From the author of One Pink Line comes a story about letting go of the past and finding bravery in the depths of fear. Set on the sun-soaked beaches of Thailand and the rough waters of the Indian Ocean, The Unimaginable paints a vivid portrait of a young woman on a journey to find herself—and her harrowing fight for survival.
After twenty-eight years of playing by the rules, Jessica Gregory moves from her small Indiana town to Phuket, Thailand. But her newfound routine is upended with the arrival of Grant Flynn, a captivating, elusive man who is sailing around the world while trying to move on from a past tragedy. Jessica volunteers to help crew Grant’s boat, Imagine, on a passage across the Indian Ocean and finds herself falling in love with him as the voyage gets underway. But when disaster strikes, Jessica must summon her courage as the crew is confronted by unspeakable terrors––and, aboard a boat named for such promise, comes the unimaginable.
My thoughts were elsewhere when I heard a man’s voice and then looked up from the dustpan to see him standing at my classroom door. His voice was strong and captivating, much like the rest of him.
“Can I help you?” I asked, and we locked eyes. His smile made me catch my breath.
“Sorry to interrupt. I would like to make a donation to the school.”
I brushed some loose hairs out of my eyes. “How are you with a broom?”
“Horrible.” He looked around. “But I’m a great storyteller.”
He was older than me, late thirties maybe, with rugged good looks. I guessed it’d been at least two days since he shaved. But he was tall and strikingly handsome, and his comment piqued my interest.
“Maybe you’d like to come to one of my classes and share your stories.”
He cocked his head and rubbed the back of his neck, then nodded. “Okay, you’re on.”
My face lit up. “Really? I didn’t think you’d actually say yes.”
“Then why’d you ask?” I let out a small laugh.

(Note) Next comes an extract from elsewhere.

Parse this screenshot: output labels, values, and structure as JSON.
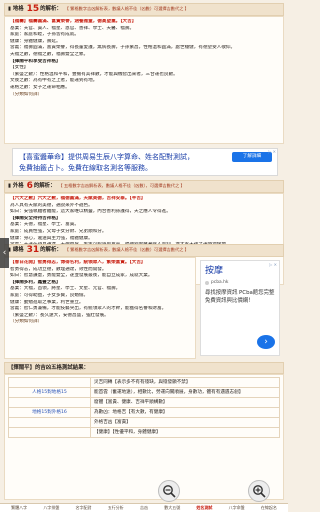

“I would love to.” He took a couple steps closer. “You look familiar,” he said with a knowing glance.
“Yes.” He crossed his arms. “I just said you did.”
I shrugged and then leaned the broom against the desk and extended my hand. “I’m Jessica. I’m a teacher here, and also the assistant director.”
He shook my hand, and I felt it in my heart.
“Grant Flynn. Nice to meet you, Jessica. You’re American?”
“I sure am. Sounds like you are as well.”
He nodded. “How long have you been in Thailand?”
“About four months.”
“Have you been with the school the whole time?” he asked.
“I have. It’s been a wonderful experience.”
He crossed his arms again and studied me. “I see,” he said, not taking his eyes off of me. “Are you the right person to talk to about making a donation? I’d like to leave a check if that’s all right.”
“Of course, yes.”
He grabbed his checkbook from his front pocket and pulled a pen from behind his ear. His presence put my nerves on high alert, and the irony that I was behaving like a giddy schoolgirl was not lost on me either.
“Thank you, Mr. Flynn. This is very kind of you.”
Many visitors to Phuket would come by the local schools and leave donations. It was sort of a ritual for some, a way to leave their mark, a gesture of kindness for many boaters to visit the schools and bring supplies or leave a small contribution of a hundred dollars or so.
“Please call me Grant,” he said as he wrote.
I stood behind him dusting myself off when Sophie walked in.
“Hey, mate, what are you doing here?” she asked.
Both Grant and I looked at her, but he answered. “Told you I was going to come by this week.”
“Right. You met my girl, Jess, did ya?”
He turned to me. “I did. She was helping me decide whether my donation should be manual labor or monetary, but I’m going to stick with my original plan.”
He tore the check out and handed it to me.
“You two know each other?” I asked.
“Grant’s been coming in to The Islander all week,” she said.
He pointed at me. “That’s where I know you from.”
I nodded. “Thank you,” I said, taking the check from him. “I’ll see that our director gets this today, and I look forward to hearing your stories.”
I glanced down and nearly gasped when I saw the check was for five thousand dollars.
“I appreciate it.” He touched my shoulder. “See you later,” he said to Sophie, then waved his hand over his head and walked out, allowing me to breathe freely once again.
Sophie and I went to the window and watched as he got into his rental car.
“You know him from the bar?” I asked.
“He and his mate have been coming in every night. I’m surprised you haven’t seen them. They’re docked at the marina, both Americans.”
“Niran had me on lunches last week.”
“He’s a charmer, eh?”
I nodded. “And quite generous.”
“How generous?” she asked.
“Five thousand dollars generous.”
“Shit, no,” she said, and whisked the check from my grip. “Skylar’s going to freak. You working tonight?”
“Nope. Not until Saturday.”
“All right then. See you later,” she said, and left.
I picked the broom up and saw the bus arrive, but all
I could think about was Grant Flynn.
When I came to school the next morning there was a package at the front door with my name on it. Inside were two DustBusters and a note that read: These are more my speed. I’ll see you in class tomorrow morning.
Dina Silver is an author, a wine drinker, and an excellent parallel parker. She is the author of Kat Fight, Finding Bliss, and One Pink Line, which was chosen as a 2012 Top Title by IndieReader and was a finalist in their 2012 Discovery Awards. She lives with her husband, son, and twenty-pound tabby cat in suburban Chicago. She’d prefer to live where it’s warm year round, but then she’d never stay home and write anything.